Sea lice treatment, big in Norway and UK, eyes Faroes and Chile
The only insecticide approved for the treatment of sea lice infestations in Norway’s and Scotland’s salmon farms has received approval from authorities in the Faroe Islands and is targeting a launch in Chile later this year.
Neptune Pharma first gained marketing authorization from the U.K. Veterinary Medicines Directorate and the Norwegian Medicines Agency (NoMA) for its product Azasure (formerly Trident) in December 2013. It is the only company authorized to sell azamethiphos-based treatments in Norway and has had 100 percent of the market since April, when Benchmark Holdings ceased operations on the advice of NoMA.
The company’s position was made even stronger in May when the Norwegian Food Safety Authority (FSA) warned salmon farmers that they must stay below legal limits for sea lice or be forced to slaughter their fish.
Sales of the treatment in Norway have grown steadily this year and Adrian Endacott, CEO of Neptune Pharma, cites this success as the springboard for the company’s global expansion plans.
“Sea lice are a serious problem to salmon farmers around the world, and we are working with the industry to help tackle these parasites,” said Endacott.
The Sea Lice Research Center at Bergen University, Norway, estimates that sea lice cause EUR 300 million (USD 377.8 million) in damages annually to the aquaculture industry, particularly to producers of Atlantic salmon (Salmo salar). Last year, Marine Harvest, the world’s leading salmon producer, spent EUR 18.5 million (USD 23.3 million) tackling the problem.
The Norwegian Ministry of Fisheries permits farms to have no more than 0.5 adult female lice on average per farmed fish. In 2010, following a severe increase in infestations the previous year, this was tightened in spring months to 0.1 lice per fish. Furthermore, if farms wish to increase in size, they must adhere to a limit of less than 0.1 lice per fish in order to increase the farm’s total biomass by a maximum of 5 percent.

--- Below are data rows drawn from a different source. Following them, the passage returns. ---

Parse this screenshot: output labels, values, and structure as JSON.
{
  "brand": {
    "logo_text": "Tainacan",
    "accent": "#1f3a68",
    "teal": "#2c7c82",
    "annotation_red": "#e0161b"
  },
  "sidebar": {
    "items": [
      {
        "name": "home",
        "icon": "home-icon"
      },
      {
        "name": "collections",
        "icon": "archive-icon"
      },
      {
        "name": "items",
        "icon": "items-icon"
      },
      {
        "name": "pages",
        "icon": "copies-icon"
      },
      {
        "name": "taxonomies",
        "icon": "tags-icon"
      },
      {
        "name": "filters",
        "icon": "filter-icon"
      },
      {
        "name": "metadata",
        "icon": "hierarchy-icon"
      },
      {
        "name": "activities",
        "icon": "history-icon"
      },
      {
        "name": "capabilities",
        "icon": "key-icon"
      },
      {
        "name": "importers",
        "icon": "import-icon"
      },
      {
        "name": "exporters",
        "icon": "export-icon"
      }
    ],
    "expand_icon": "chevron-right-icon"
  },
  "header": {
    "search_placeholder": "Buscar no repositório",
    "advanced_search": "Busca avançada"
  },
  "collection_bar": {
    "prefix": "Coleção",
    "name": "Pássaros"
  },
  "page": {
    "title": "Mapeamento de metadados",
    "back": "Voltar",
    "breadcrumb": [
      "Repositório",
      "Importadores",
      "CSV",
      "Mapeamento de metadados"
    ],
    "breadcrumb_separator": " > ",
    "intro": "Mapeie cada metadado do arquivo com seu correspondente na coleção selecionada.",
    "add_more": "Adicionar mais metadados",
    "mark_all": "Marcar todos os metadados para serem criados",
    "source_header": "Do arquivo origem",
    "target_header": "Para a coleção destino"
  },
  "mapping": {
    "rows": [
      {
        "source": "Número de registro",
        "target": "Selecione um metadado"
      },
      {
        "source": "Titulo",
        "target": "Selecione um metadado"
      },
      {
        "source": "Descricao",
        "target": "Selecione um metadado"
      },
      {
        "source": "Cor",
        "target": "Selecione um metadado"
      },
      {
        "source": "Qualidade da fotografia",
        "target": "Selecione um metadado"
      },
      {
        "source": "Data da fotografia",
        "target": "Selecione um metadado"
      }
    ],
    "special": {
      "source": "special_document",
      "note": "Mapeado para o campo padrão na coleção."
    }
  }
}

Similarly, there are different spring limits in Scotland of 0.5 adult female lice from 1 February through 30 June and an average of 1 per fish from 1 July through 31 January. This is part of the industry code of good practice, which all members of the leading trades bodies — Scottish Salmon Producers’ Organisation (SSPO), the British Trout Association (BTA), and the British Marine Finfish Association (BMFA) — adhere to.
There have been calls from some U.K. stakeholders to bring parity with Norway’s spring adjustment of 0.1 lice per fish.
Neptune changed the treatment’s name from Trident to Azasure on 30 September.